# What is required:
Copy, from the entries below, each line where the word "selected" can be found.
═════ Data to process
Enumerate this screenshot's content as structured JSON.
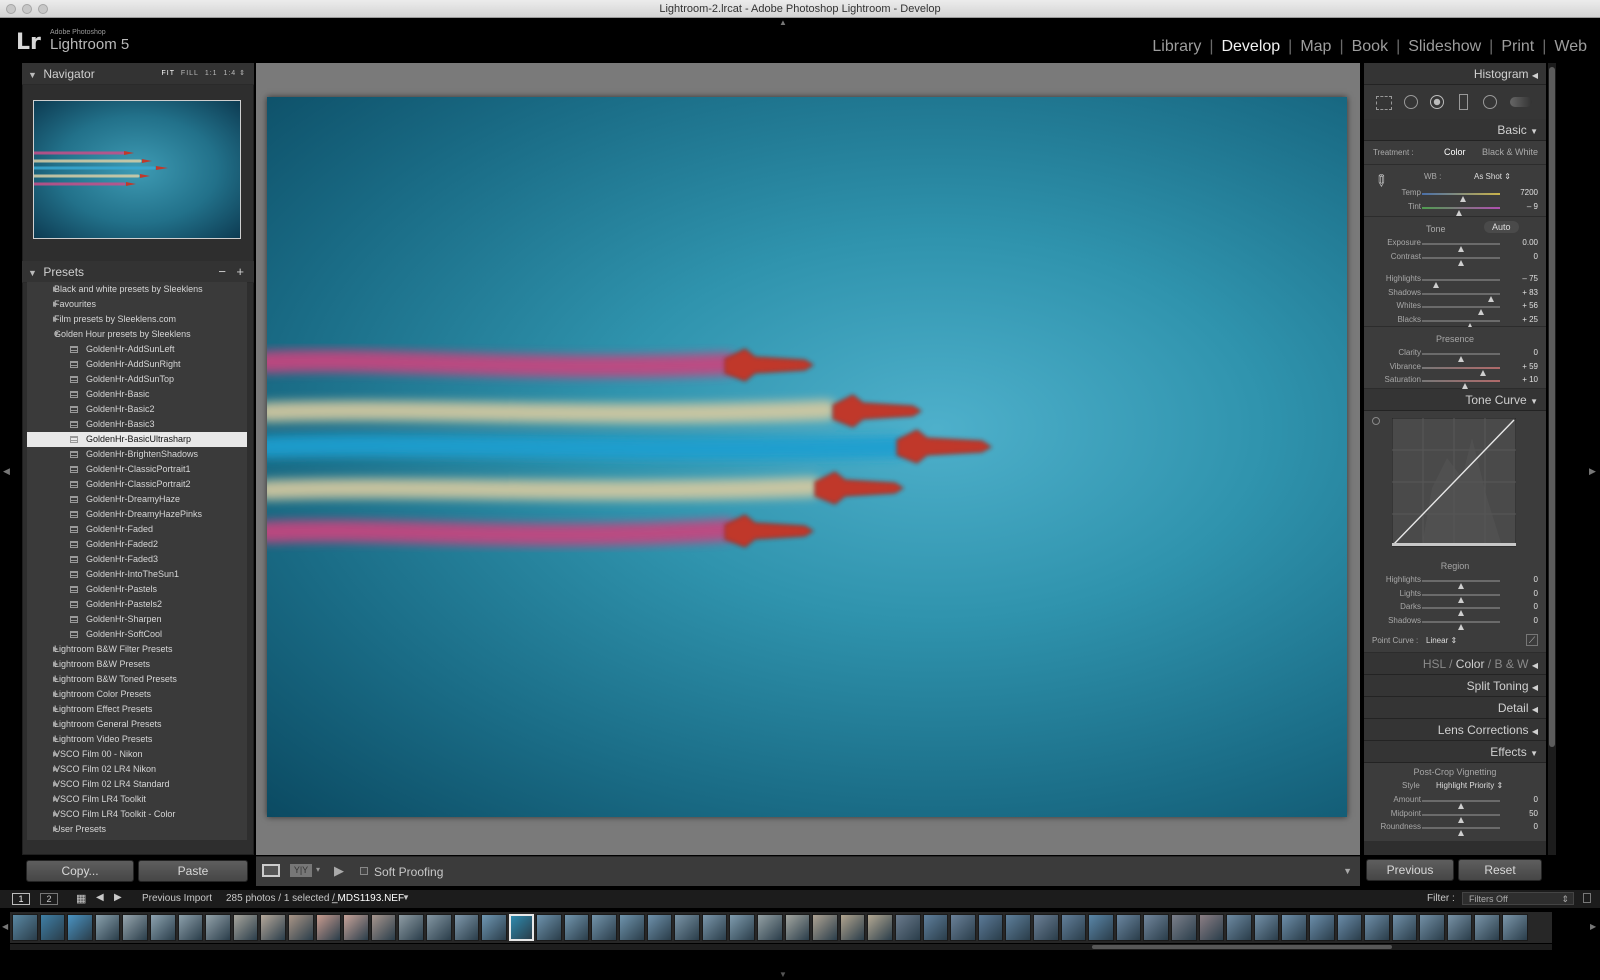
{
  "window": {
    "title": "Lightroom-2.lrcat - Adobe Photoshop Lightroom - Develop"
  },
  "identity": {
    "logo": "Lr",
    "company": "Adobe Photoshop",
    "product": "Lightroom 5"
  },
  "modules": [
    {
      "label": "Library",
      "active": false
    },
    {
      "label": "Develop",
      "active": true
    },
    {
      "label": "Map",
      "active": false
    },
    {
      "label": "Book",
      "active": false
    },
    {
      "label": "Slideshow",
      "active": false
    },
    {
      "label": "Print",
      "active": false
    },
    {
      "label": "Web",
      "active": false
    }
  ],
  "navigator": {
    "title": "Navigator",
    "zoom": [
      "FIT",
      "FILL",
      "1:1",
      "1:4"
    ]
  },
  "presets": {
    "title": "Presets",
    "items": [
      {
        "label": "Black and white presets by Sleeklens",
        "kind": "folder",
        "open": false
      },
      {
        "label": "Favourites",
        "kind": "folder",
        "open": false
      },
      {
        "label": "Film presets by Sleeklens.com",
        "kind": "folder",
        "open": false
      },
      {
        "label": "Golden Hour presets by Sleeklens",
        "kind": "folder",
        "open": true
      },
      {
        "label": "GoldenHr-AddSunLeft",
        "kind": "preset"
      },
      {
        "label": "GoldenHr-AddSunRight",
        "kind": "preset"
      },
      {
        "label": "GoldenHr-AddSunTop",
        "kind": "preset"
      },
      {
        "label": "GoldenHr-Basic",
        "kind": "preset"
      },
      {
        "label": "GoldenHr-Basic2",
        "kind": "preset"
      },
      {
        "label": "GoldenHr-Basic3",
        "kind": "preset"
      },
      {
        "label": "GoldenHr-BasicUltrasharp",
        "kind": "preset",
        "selected": true
      },
      {
        "label": "GoldenHr-BrightenShadows",
        "kind": "preset"
      },
      {
        "label": "GoldenHr-ClassicPortrait1",
        "kind": "preset"
      },
      {
        "label": "GoldenHr-ClassicPortrait2",
        "kind": "preset"
      },
      {
        "label": "GoldenHr-DreamyHaze",
        "kind": "preset"
      },
      {
        "label": "GoldenHr-DreamyHazePinks",
        "kind": "preset"
      },
      {
        "label": "GoldenHr-Faded",
        "kind": "preset"
      },
      {
        "label": "GoldenHr-Faded2",
        "kind": "preset"
      },
      {
        "label": "GoldenHr-Faded3",
        "kind": "preset"
      },
      {
        "label": "GoldenHr-IntoTheSun1",
        "kind": "preset"
      },
      {
        "label": "GoldenHr-Pastels",
        "kind": "preset"
      },
      {
        "label": "GoldenHr-Pastels2",
        "kind": "preset"
      },
      {
        "label": "GoldenHr-Sharpen",
        "kind": "preset"
      },
      {
        "label": "GoldenHr-SoftCool",
        "kind": "preset"
      },
      {
        "label": "Lightroom B&W Filter Presets",
        "kind": "folder",
        "open": false
      },
      {
        "label": "Lightroom B&W Presets",
        "kind": "folder",
        "open": false
      },
      {
        "label": "Lightroom B&W Toned Presets",
        "kind": "folder",
        "open": false
      },
      {
        "label": "Lightroom Color Presets",
        "kind": "folder",
        "open": false
      },
      {
        "label": "Lightroom Effect Presets",
        "kind": "folder",
        "open": false
      },
      {
        "label": "Lightroom General Presets",
        "kind": "folder",
        "open": false
      },
      {
        "label": "Lightroom Video Presets",
        "kind": "folder",
        "open": false
      },
      {
        "label": "VSCO Film 00 - Nikon",
        "kind": "folder",
        "open": false
      },
      {
        "label": "VSCO Film 02 LR4 Nikon",
        "kind": "folder",
        "open": false
      },
      {
        "label": "VSCO Film 02 LR4 Standard",
        "kind": "folder",
        "open": false
      },
      {
        "label": "VSCO Film LR4 Toolkit",
        "kind": "folder",
        "open": false
      },
      {
        "label": "VSCO Film LR4 Toolkit - Color",
        "kind": "folder",
        "open": false
      },
      {
        "label": "User Presets",
        "kind": "folder",
        "open": false
      }
    ]
  },
  "left_buttons": {
    "copy": "Copy...",
    "paste": "Paste"
  },
  "toolbar": {
    "soft_proofing": "Soft Proofing"
  },
  "right": {
    "histogram": "Histogram",
    "basic": "Basic",
    "treatment_label": "Treatment :",
    "treatment_color": "Color",
    "treatment_bw": "Black & White",
    "wb_label": "WB :",
    "wb_value": "As Shot",
    "tone_label": "Tone",
    "auto": "Auto",
    "presence_label": "Presence",
    "wb_sliders": [
      {
        "label": "Temp",
        "value": "7200",
        "pos": 0.52
      },
      {
        "label": "Tint",
        "value": "– 9",
        "pos": 0.47
      }
    ],
    "tone_sliders": [
      {
        "label": "Exposure",
        "value": "0.00",
        "pos": 0.5
      },
      {
        "label": "Contrast",
        "value": "0",
        "pos": 0.5
      }
    ],
    "tone_sliders2": [
      {
        "label": "Highlights",
        "value": "– 75",
        "pos": 0.18
      },
      {
        "label": "Shadows",
        "value": "+ 83",
        "pos": 0.88
      },
      {
        "label": "Whites",
        "value": "+ 56",
        "pos": 0.76
      },
      {
        "label": "Blacks",
        "value": "+ 25",
        "pos": 0.62
      }
    ],
    "presence_sliders": [
      {
        "label": "Clarity",
        "value": "0",
        "pos": 0.5
      },
      {
        "label": "Vibrance",
        "value": "+ 59",
        "pos": 0.78
      },
      {
        "label": "Saturation",
        "value": "+ 10",
        "pos": 0.55
      }
    ],
    "tone_curve": "Tone Curve",
    "region_label": "Region",
    "region_sliders": [
      {
        "label": "Highlights",
        "value": "0",
        "pos": 0.5
      },
      {
        "label": "Lights",
        "value": "0",
        "pos": 0.5
      },
      {
        "label": "Darks",
        "value": "0",
        "pos": 0.5
      },
      {
        "label": "Shadows",
        "value": "0",
        "pos": 0.5
      }
    ],
    "point_curve_label": "Point Curve :",
    "point_curve_value": "Linear",
    "hsl": "HSL",
    "color": "Color",
    "bw": "B & W",
    "split_toning": "Split Toning",
    "detail": "Detail",
    "lens_corrections": "Lens Corrections",
    "effects": "Effects",
    "post_crop": "Post-Crop Vignetting",
    "style_label": "Style",
    "style_value": "Highlight Priority",
    "effects_sliders": [
      {
        "label": "Amount",
        "value": "0",
        "pos": 0.5
      },
      {
        "label": "Midpoint",
        "value": "50",
        "pos": 0.5
      },
      {
        "label": "Roundness",
        "value": "0",
        "pos": 0.5
      }
    ],
    "previous": "Previous",
    "reset": "Reset"
  },
  "filmstrip_bar": {
    "screen1": "1",
    "screen2": "2",
    "source": "Previous Import",
    "count": "285 photos / 1 selected /",
    "filename": "_MDS1193.NEF",
    "filter_label": "Filter :",
    "filter_value": "Filters Off"
  },
  "filmstrip": {
    "thumb_colors": [
      "#5a88a3",
      "#3f7fa6",
      "#4a93c2",
      "#8aa1ad",
      "#97a6ae",
      "#8da3b0",
      "#8da0ab",
      "#93a2aa",
      "#a7a59c",
      "#b5a89a",
      "#a99586",
      "#c89c8f",
      "#c7a399",
      "#a7968e",
      "#8e9ca4",
      "#8497a3",
      "#7f98ab",
      "#6f97b3",
      "#2e8aae",
      "#6e93ad",
      "#7296ae",
      "#7394ab",
      "#6f94ad",
      "#6e91ab",
      "#7a94a6",
      "#7b97ab",
      "#7f9cae",
      "#94a0a4",
      "#a3a6a0",
      "#aea393",
      "#b1a48e",
      "#b3a892",
      "#6a7a8c",
      "#5f7f9c",
      "#6a8199",
      "#5b7a98",
      "#5e7f9b",
      "#6c8096",
      "#627f9a",
      "#5a86a8",
      "#6a86a0",
      "#71869c",
      "#7b7f8a",
      "#8b7e84",
      "#6d8aa2",
      "#7390a8",
      "#6d8ea9",
      "#6b8eab",
      "#6a8ca9",
      "#6e8ea8",
      "#708fa7",
      "#7390a6",
      "#7892a6",
      "#7994a8",
      "#7b96aa"
    ]
  }
}
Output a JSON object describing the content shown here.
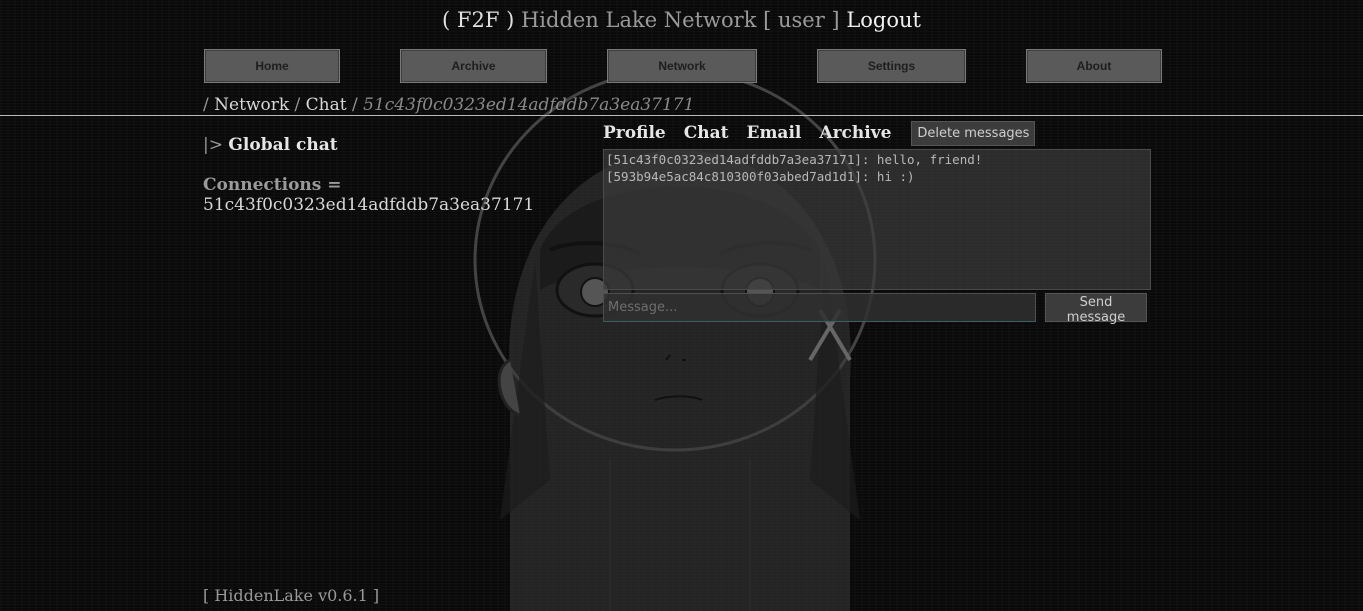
{
  "header": {
    "f2f": "( F2F )",
    "network_name": "Hidden Lake Network",
    "user": "[ user ]",
    "logout": "Logout"
  },
  "nav": {
    "items": [
      {
        "label": "Home"
      },
      {
        "label": "Archive"
      },
      {
        "label": "Network"
      },
      {
        "label": "Settings"
      },
      {
        "label": "About"
      }
    ]
  },
  "breadcrumb": {
    "sep": "/",
    "items": [
      "Network",
      "Chat"
    ],
    "current": "51c43f0c0323ed14adfddb7a3ea37171"
  },
  "left": {
    "pipe": "|>",
    "title": "Global chat",
    "connections_label": "Connections =",
    "connections_value": "51c43f0c0323ed14adfddb7a3ea37171"
  },
  "chat": {
    "tabs": [
      "Profile",
      "Chat",
      "Email",
      "Archive"
    ],
    "delete_label": "Delete messages",
    "messages": [
      "[51c43f0c0323ed14adfddb7a3ea37171]: hello, friend!",
      "[593b94e5ac84c810300f03abed7ad1d1]: hi :)"
    ],
    "input_placeholder": "Message...",
    "send_label": "Send message"
  },
  "footer": {
    "version": "[ HiddenLake v0.6.1 ]"
  }
}
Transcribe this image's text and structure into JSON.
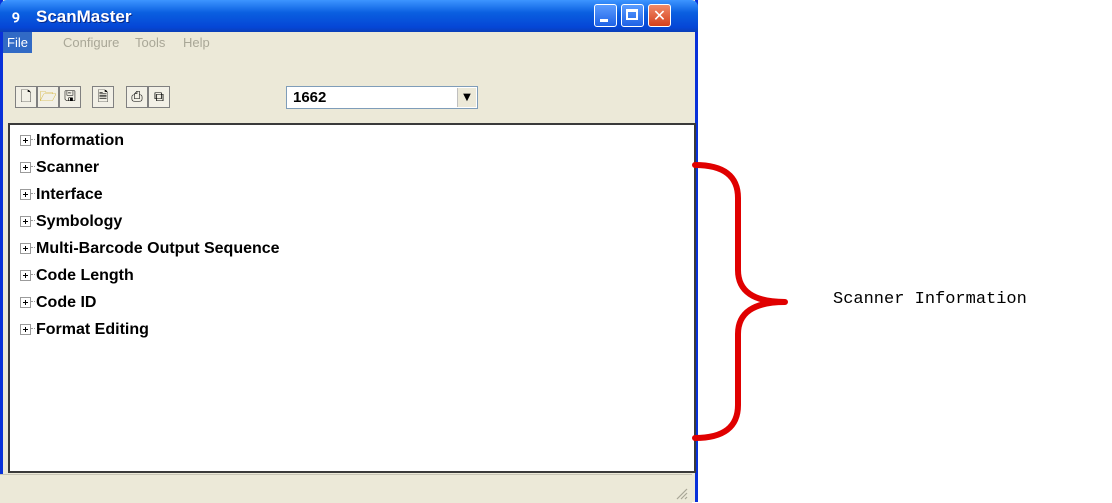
{
  "window": {
    "title": "ScanMaster",
    "app_icon": "scanner-icon"
  },
  "menu": {
    "items": [
      "File",
      "Configure",
      "Tools",
      "Help"
    ],
    "active": "File"
  },
  "toolbar": {
    "buttons": [
      "new-icon",
      "open-icon",
      "save-icon",
      "properties-icon",
      "print-icon",
      "copy-icon"
    ],
    "model_select_value": "1662"
  },
  "tree": {
    "items": [
      "Information",
      "Scanner",
      "Interface",
      "Symbology",
      "Multi-Barcode Output Sequence",
      "Code Length",
      "Code ID",
      "Format Editing"
    ]
  },
  "annotation": {
    "text": "Scanner Information",
    "brace_color": "#e00000"
  }
}
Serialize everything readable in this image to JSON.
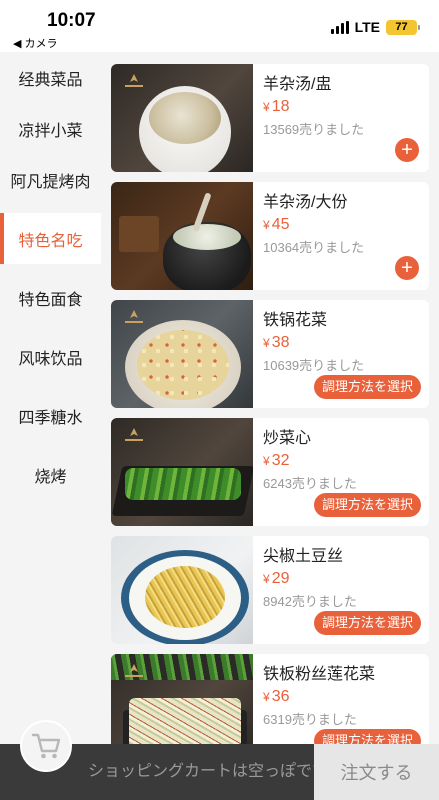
{
  "status_bar": {
    "time": "10:07",
    "back_label": "◀ カメラ",
    "network": "LTE",
    "battery": "77"
  },
  "sidebar": {
    "items": [
      {
        "label": "经典菜品"
      },
      {
        "label": "凉拌小菜"
      },
      {
        "label": "阿凡提烤肉"
      },
      {
        "label": "特色名吃",
        "active": true
      },
      {
        "label": "特色面食"
      },
      {
        "label": "风味饮品"
      },
      {
        "label": "四季糖水"
      },
      {
        "label": "烧烤"
      }
    ]
  },
  "products": [
    {
      "name": "羊杂汤/盅",
      "currency": "¥",
      "price": "18",
      "sold": "13569売りました",
      "action": "add",
      "icon": "plus-icon"
    },
    {
      "name": "羊杂汤/大份",
      "currency": "¥",
      "price": "45",
      "sold": "10364売りました",
      "action": "add",
      "icon": "plus-icon"
    },
    {
      "name": "铁锅花菜",
      "currency": "¥",
      "price": "38",
      "sold": "10639売りました",
      "action": "method",
      "action_label": "調理方法を選択"
    },
    {
      "name": "炒菜心",
      "currency": "¥",
      "price": "32",
      "sold": "6243売りました",
      "action": "method",
      "action_label": "調理方法を選択"
    },
    {
      "name": "尖椒土豆丝",
      "currency": "¥",
      "price": "29",
      "sold": "8942売りました",
      "action": "method",
      "action_label": "調理方法を選択"
    },
    {
      "name": "铁板粉丝莲花菜",
      "currency": "¥",
      "price": "36",
      "sold": "6319売りました",
      "action": "method",
      "action_label": "調理方法を選択"
    }
  ],
  "cart_bar": {
    "empty_text": "ショッピングカートは空っぽです",
    "order_label": "注文する",
    "cart_icon": "cart-icon"
  },
  "colors": {
    "accent": "#e8613a",
    "cart_bar": "#3a3a3a",
    "order_button": "#e6e6e6",
    "battery": "#f2c531"
  }
}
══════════
# Output of the exercise:
        "selected": true
    "count": "285 photos / 1 selected /",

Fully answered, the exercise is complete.